What to work on — Every record must be repeated exactly; omit any pictures they contain.

__________________________________________________

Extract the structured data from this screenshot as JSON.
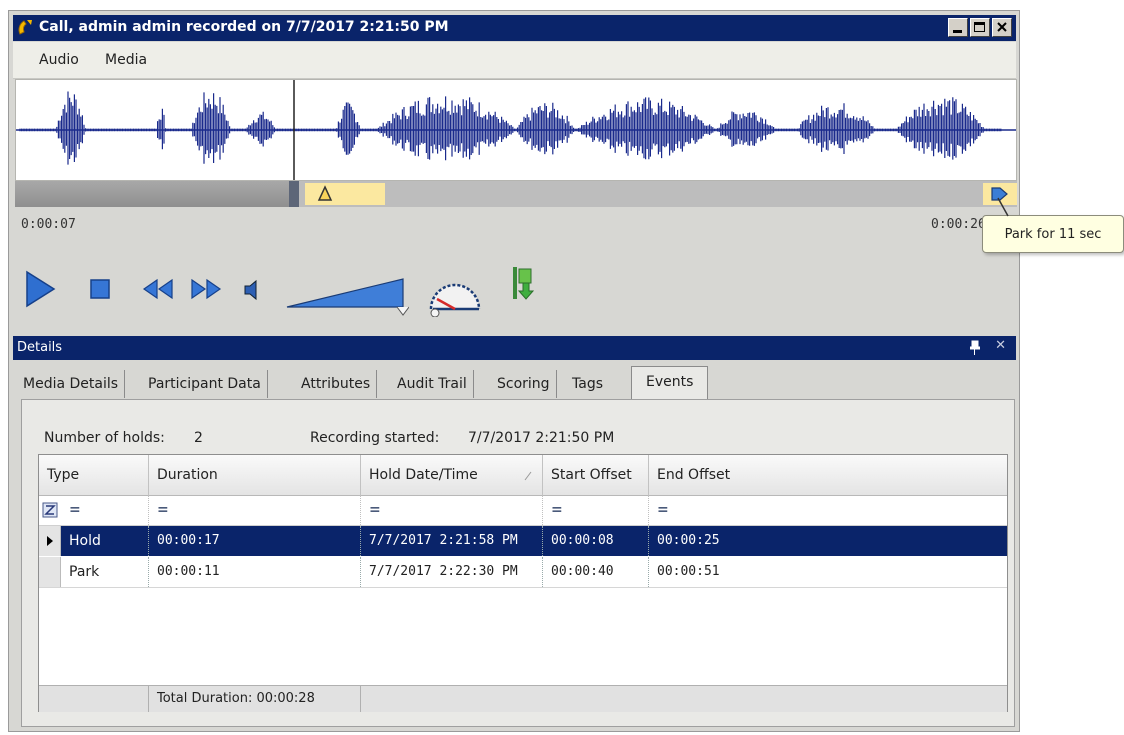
{
  "window": {
    "title": "Call, admin admin recorded on 7/7/2017 2:21:50 PM",
    "title_color": "#0a246a"
  },
  "menu": [
    "Audio",
    "Media"
  ],
  "playback": {
    "time_start": "0:00:07",
    "time_end": "0:00:26",
    "tooltip": "Park for 11 sec"
  },
  "controls": [
    "play-icon",
    "stop-icon",
    "rewind-icon",
    "fast-forward-icon",
    "speaker-icon",
    "volume-slider",
    "speed-gauge-icon",
    "export-icon"
  ],
  "details": {
    "header": "Details",
    "tabs": [
      "Media Details",
      "Participant Data",
      "Attributes",
      "Audit Trail",
      "Scoring",
      "Tags",
      "Events"
    ],
    "active_tab": "Events",
    "holds_label": "Number of holds:",
    "holds_value": "2",
    "recording_label": "Recording started:",
    "recording_value": "7/7/2017 2:21:50 PM",
    "columns": [
      "Type",
      "Duration",
      "Hold Date/Time",
      "Start Offset",
      "End Offset"
    ],
    "filter_symbol": "=",
    "rows": [
      {
        "type": "Hold",
        "duration": "00:00:17",
        "datetime": "7/7/2017 2:21:58 PM",
        "start": "00:00:08",
        "end": "00:00:25"
      },
      {
        "type": "Park",
        "duration": "00:00:11",
        "datetime": "7/7/2017 2:22:30 PM",
        "start": "00:00:40",
        "end": "00:00:51"
      }
    ],
    "total": "Total Duration: 00:00:28"
  }
}
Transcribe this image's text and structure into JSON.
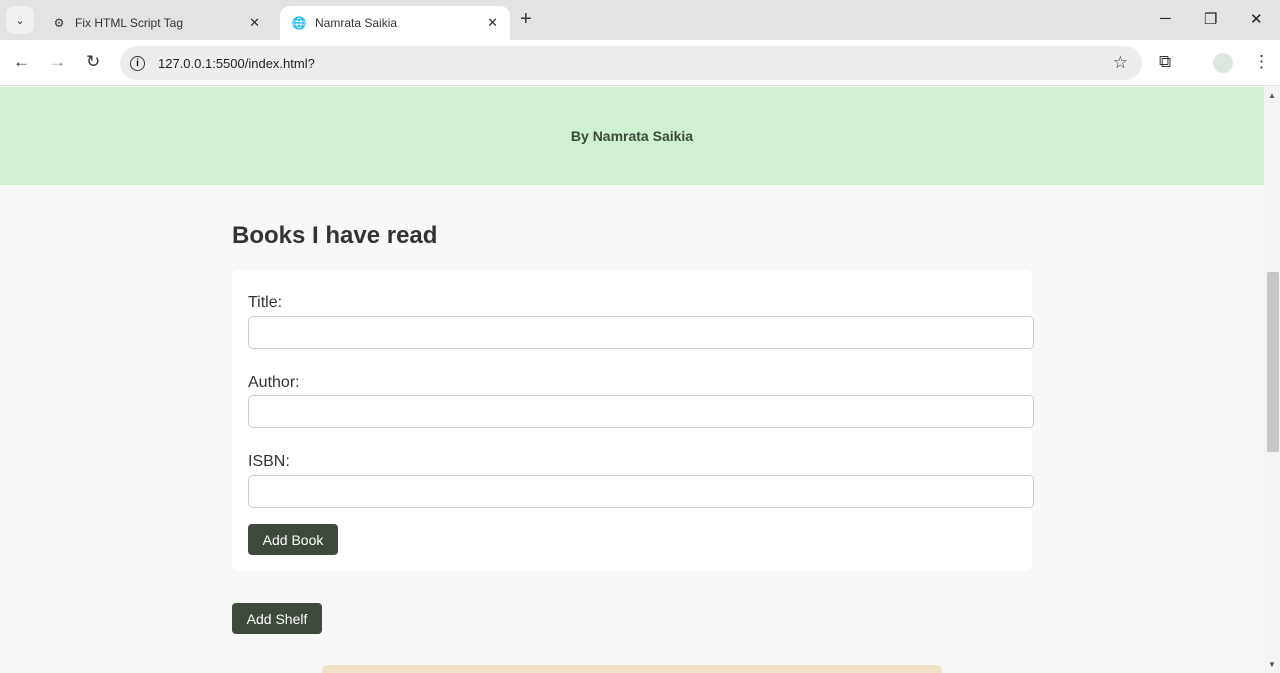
{
  "browser": {
    "tabs": [
      {
        "title": "Fix HTML Script Tag",
        "icon": "openai-icon"
      },
      {
        "title": "Namrata Saikia",
        "icon": "globe-icon"
      }
    ],
    "url": "127.0.0.1:5500/index.html?"
  },
  "header": {
    "byline": "By Namrata Saikia"
  },
  "main": {
    "heading": "Books I have read",
    "form": {
      "title_label": "Title:",
      "author_label": "Author:",
      "isbn_label": "ISBN:",
      "title_value": "",
      "author_value": "",
      "isbn_value": "",
      "add_book": "Add Book"
    },
    "add_shelf": "Add Shelf"
  }
}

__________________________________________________

Solution —
Extract the structured data from this screenshot as JSON.
{
  "window": {
    "title": "Call, admin admin recorded on 7/7/2017 2:21:50 PM",
    "title_color": "#0a246a"
  },
  "menu": [
    "Audio",
    "Media"
  ],
  "playback": {
    "time_start": "0:00:07",
    "time_end": "0:00:26",
    "tooltip": "Park for 11 sec"
  },
  "controls": [
    "play-icon",
    "stop-icon",
    "rewind-icon",
    "fast-forward-icon",
    "speaker-icon",
    "volume-slider",
    "speed-gauge-icon",
    "export-icon"
  ],
  "details": {
    "header": "Details",
    "tabs": [
      "Media Details",
      "Participant Data",
      "Attributes",
      "Audit Trail",
      "Scoring",
      "Tags",
      "Events"
    ],
    "active_tab": "Events",
    "holds_label": "Number of holds:",
    "holds_value": "2",
    "recording_label": "Recording started:",
    "recording_value": "7/7/2017 2:21:50 PM",
    "columns": [
      "Type",
      "Duration",
      "Hold Date/Time",
      "Start Offset",
      "End Offset"
    ],
    "filter_symbol": "=",
    "rows": [
      {
        "type": "Hold",
        "duration": "00:00:17",
        "datetime": "7/7/2017 2:21:58 PM",
        "start": "00:00:08",
        "end": "00:00:25"
      },
      {
        "type": "Park",
        "duration": "00:00:11",
        "datetime": "7/7/2017 2:22:30 PM",
        "start": "00:00:40",
        "end": "00:00:51"
      }
    ],
    "total": "Total Duration: 00:00:28"
  }
}
Transcribe this image's text and structure into JSON.
{
  "browser": {
    "tabs": [
      {
        "title": "Fix HTML Script Tag",
        "icon": "openai-icon"
      },
      {
        "title": "Namrata Saikia",
        "icon": "globe-icon"
      }
    ],
    "url": "127.0.0.1:5500/index.html?"
  },
  "header": {
    "byline": "By Namrata Saikia"
  },
  "main": {
    "heading": "Books I have read",
    "form": {
      "title_label": "Title:",
      "author_label": "Author:",
      "isbn_label": "ISBN:",
      "title_value": "",
      "author_value": "",
      "isbn_value": "",
      "add_book": "Add Book"
    },
    "add_shelf": "Add Shelf"
  }
}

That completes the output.